Night vision is especially important for pilots, both commercial and in the military where vision is routinely checked. Night blindness can be disqualifying in these jobs. A military occupation that particularly relies on night vision is the scout. Although soldiers in most positions in the military depend on night vision, the scout specializes in having good night vision. Night blindness, even if temporary, during times of war can prove to be dangerous or fatal.
Some children who are afraid of the dark may in fact have night blindness. Fear of the dark, or nyctophobia, in children is not a fear of the dark per se but a fear of partially visible things in the room heightened by imagination. Night blindness may add to this effect, as the child may not be able to clearly see objects in the room for what they are.
Diagnosis of night blindness in adults can be straightforward. A drug history and a diet history may be all that is needed to determine the cause. A trial of treatment with vitamin A may help as well. Occasionally, night blindness thought to be caused by vitamin A deficiency may actually be due to an underlying malabsorption disorder of the intestines and an inability to absorb fat-soluble vitamins.
In children, the diagnosis is difficult or impossible. It is possible that there are many children who have temporary night blindness due to vitamin A deficiency but go undiagnosed. As mentioned above, a new-onset fear of the dark may be a clue. Another clue is increased falls and bumps at night after the lights are out.
Testing can be done in a clinic or office. It is important to remember that a small amount of dim light is needed in order to see at all. Turning off the lights and holding a few fingers up is all that is needed to test for night blindness. It is important to test at what level of light the patient can see the object. It is equally important to test the amount of time it takes to see the object.
If it is not obvious from the history that the night blindness is due to vitamin A deficiency, ophthalmologist can perform further tests to detect retinal defects and other eye abnormalities.
Treatment of the most common cause of night blindness, vitamin A deficiency, may be as simple as eating a diet rich in vitamin A, or taking supplements.

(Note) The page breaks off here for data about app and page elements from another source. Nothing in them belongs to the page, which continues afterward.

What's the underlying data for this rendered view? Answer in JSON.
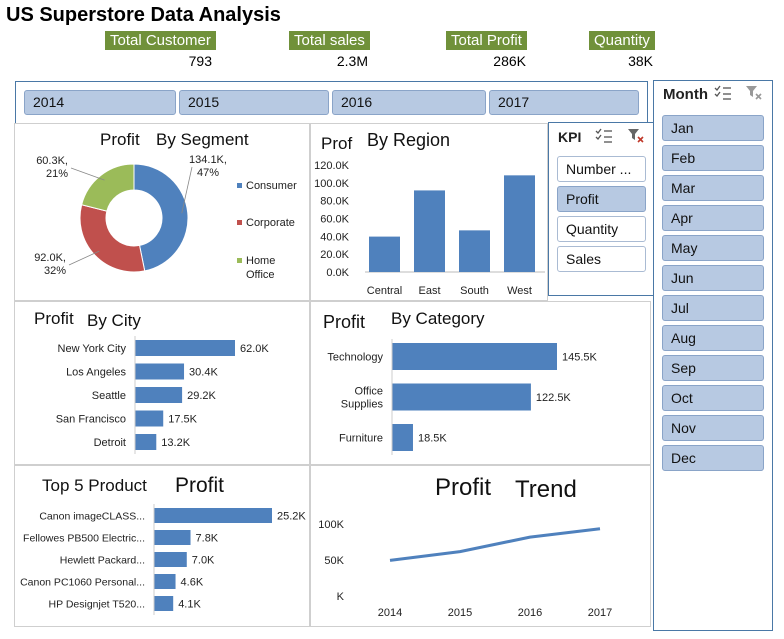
{
  "title": "US Superstore Data Analysis",
  "kpis": [
    {
      "label": "Total Customer",
      "value": "793"
    },
    {
      "label": "Total sales",
      "value": "2.3M"
    },
    {
      "label": "Total Profit",
      "value": "286K"
    },
    {
      "label": "Quantity",
      "value": "38K"
    }
  ],
  "years": [
    "2014",
    "2015",
    "2016",
    "2017"
  ],
  "kpi_slicer": {
    "title": "KPI",
    "options": [
      "Number ...",
      "Profit",
      "Quantity",
      "Sales"
    ],
    "selected": "Profit"
  },
  "month_slicer": {
    "title": "Month",
    "options": [
      "Jan",
      "Feb",
      "Mar",
      "Apr",
      "May",
      "Jun",
      "Jul",
      "Aug",
      "Sep",
      "Oct",
      "Nov",
      "Dec"
    ]
  },
  "colors": {
    "bar": "#4f81bd",
    "consumer": "#4f81bd",
    "corporate": "#c0504d",
    "home_office": "#9bbb59",
    "kpi_label_bg": "#70913a",
    "slicer": "#b7c9e2"
  },
  "panels": {
    "segment": {
      "title_left": "Profit",
      "title_right": "By Segment"
    },
    "region": {
      "title_left": "Prof",
      "title_right": "By Region"
    },
    "city": {
      "title_left": "Profit",
      "title_right": "By  City"
    },
    "category": {
      "title_left": "Profit",
      "title_right": "By Category"
    },
    "products": {
      "title_left": "Top 5 Product",
      "title_right": "Profit"
    },
    "trend": {
      "title_left": "Profit",
      "title_right": "Trend"
    }
  },
  "chart_data": [
    {
      "id": "segment",
      "type": "pie",
      "categories": [
        "Consumer",
        "Corporate",
        "Home Office"
      ],
      "values": [
        134.1,
        92.0,
        60.3
      ],
      "labels": [
        "134.1K,\n47%",
        "92.0K,\n32%",
        "60.3K,\n21%"
      ],
      "legend_labels": [
        "Consumer",
        "Corporate",
        "Home\nOffice"
      ],
      "legend": "right"
    },
    {
      "id": "region",
      "type": "bar",
      "categories": [
        "Central",
        "East",
        "South",
        "West"
      ],
      "values": [
        39.7,
        91.5,
        46.7,
        108.4
      ],
      "ylim": [
        0,
        120
      ],
      "yticks": [
        "0.0K",
        "20.0K",
        "40.0K",
        "60.0K",
        "80.0K",
        "100.0K",
        "120.0K"
      ]
    },
    {
      "id": "city",
      "type": "bar",
      "orientation": "horizontal",
      "categories": [
        "New York City",
        "Los Angeles",
        "Seattle",
        "San Francisco",
        "Detroit"
      ],
      "values": [
        62.0,
        30.4,
        29.2,
        17.5,
        13.2
      ],
      "data_labels": [
        "62.0K",
        "30.4K",
        "29.2K",
        "17.5K",
        "13.2K"
      ]
    },
    {
      "id": "category",
      "type": "bar",
      "orientation": "horizontal",
      "categories": [
        "Technology",
        "Office\nSupplies",
        "Furniture"
      ],
      "values": [
        145.5,
        122.5,
        18.5
      ],
      "data_labels": [
        "145.5K",
        "122.5K",
        "18.5K"
      ]
    },
    {
      "id": "products",
      "type": "bar",
      "orientation": "horizontal",
      "categories": [
        "Canon imageCLASS...",
        "Fellowes PB500 Electric...",
        "Hewlett Packard...",
        "Canon PC1060 Personal...",
        "HP Designjet T520..."
      ],
      "values": [
        25.2,
        7.8,
        7.0,
        4.6,
        4.1
      ],
      "data_labels": [
        "25.2K",
        "7.8K",
        "7.0K",
        "4.6K",
        "4.1K"
      ]
    },
    {
      "id": "trend",
      "type": "line",
      "x": [
        "2014",
        "2015",
        "2016",
        "2017"
      ],
      "values": [
        49.5,
        61.6,
        81.8,
        93.4
      ],
      "ylim": [
        0,
        100
      ],
      "yticks": [
        "K",
        "50K",
        "100K"
      ]
    }
  ]
}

Liver is a very good source of vitamin A because it stores the nutrient. Vitamin A is orange and is generally found in the orange fruits and vegetables (but not in oranges), such as carrots, sweet potatoes, pumpkin, cantaloupe, apricots, papaya, mangoes, and winter squash. Other good sources are egg yolks and butter. Fortunately, this cause of night blindness is quickly reversible.
Genetic causes of night blindness currently have no treatment, although high doses of vitamin A may still delay the progression of night blindness. Future treatments of genetic diseases causing night blindness (and blindness in general) may include retinal transplant, artificial retinal implants, and stem cell treatment of the genetic defect.
Night blindness was also once known as moonblink, which was a temporary night blindness believed to be caused by sleeping in moonlight.
Treatment of night blindness with vitamin a was recognized as early as 30 ACE. At that time, the physician Aulus Cornelius Celsus recommended that night blindness be treated with liver, either by applying the fluid extracts of a cooking liver to the eyes, or by consuming the liver itself.
Nelson Textbook of Pediatrics 16th Edition, Behrman, Kliegman, Jenson; WB Saunders Company; Philadelphia, PA; 2000.
- page 1901
- ↑ vitamin A West KP Jr. Vitamin A deficiency disorders in children and women. Food Nutr Bull. 2003 Dec;24(4 Suppl):S78-90. PMID 17016949